#### [Prompt]
Take every line of the material below that includes the string "answer" and copy it out.

#### [Dataset records]
++++++++++

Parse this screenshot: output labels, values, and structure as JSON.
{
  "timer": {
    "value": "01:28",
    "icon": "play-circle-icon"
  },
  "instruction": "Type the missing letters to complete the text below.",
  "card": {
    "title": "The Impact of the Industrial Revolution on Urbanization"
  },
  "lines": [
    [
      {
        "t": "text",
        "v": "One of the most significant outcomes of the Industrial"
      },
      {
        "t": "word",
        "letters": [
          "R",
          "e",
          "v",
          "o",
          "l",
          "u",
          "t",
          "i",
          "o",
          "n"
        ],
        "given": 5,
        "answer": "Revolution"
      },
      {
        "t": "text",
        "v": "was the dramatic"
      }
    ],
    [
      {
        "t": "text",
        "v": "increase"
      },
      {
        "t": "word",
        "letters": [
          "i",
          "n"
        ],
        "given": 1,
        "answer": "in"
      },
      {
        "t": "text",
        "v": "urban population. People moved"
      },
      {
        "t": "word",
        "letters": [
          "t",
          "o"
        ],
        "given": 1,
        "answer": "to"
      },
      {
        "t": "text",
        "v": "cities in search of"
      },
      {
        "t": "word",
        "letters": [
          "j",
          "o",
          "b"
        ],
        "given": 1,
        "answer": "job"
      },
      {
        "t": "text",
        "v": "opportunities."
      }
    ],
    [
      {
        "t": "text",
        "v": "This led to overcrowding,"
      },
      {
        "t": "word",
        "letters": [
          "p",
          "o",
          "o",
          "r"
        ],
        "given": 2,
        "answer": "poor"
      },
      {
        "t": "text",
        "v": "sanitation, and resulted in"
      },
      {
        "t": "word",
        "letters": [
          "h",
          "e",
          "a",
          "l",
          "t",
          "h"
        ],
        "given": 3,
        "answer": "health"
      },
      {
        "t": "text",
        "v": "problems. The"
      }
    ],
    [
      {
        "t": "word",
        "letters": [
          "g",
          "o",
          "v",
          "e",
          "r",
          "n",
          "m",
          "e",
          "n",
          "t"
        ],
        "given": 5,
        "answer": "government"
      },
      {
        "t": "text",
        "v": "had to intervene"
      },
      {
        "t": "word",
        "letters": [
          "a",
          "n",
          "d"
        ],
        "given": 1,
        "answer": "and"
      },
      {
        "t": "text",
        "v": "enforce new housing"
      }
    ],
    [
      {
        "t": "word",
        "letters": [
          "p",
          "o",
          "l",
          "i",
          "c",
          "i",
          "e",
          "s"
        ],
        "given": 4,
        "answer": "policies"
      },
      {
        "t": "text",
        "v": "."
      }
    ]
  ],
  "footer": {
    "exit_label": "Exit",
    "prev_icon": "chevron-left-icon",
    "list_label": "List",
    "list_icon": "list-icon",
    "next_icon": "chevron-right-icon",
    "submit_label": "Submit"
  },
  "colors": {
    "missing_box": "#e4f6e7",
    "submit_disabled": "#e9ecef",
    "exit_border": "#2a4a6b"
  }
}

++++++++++

#### [Exercise response]
        "answer": "Revolution"
        "answer": "in"
        "answer": "to"
        "answer": "job"
        "answer": "poor"
        "answer": "health"
        "answer": "government"
        "answer": "and"
        "answer": "policies"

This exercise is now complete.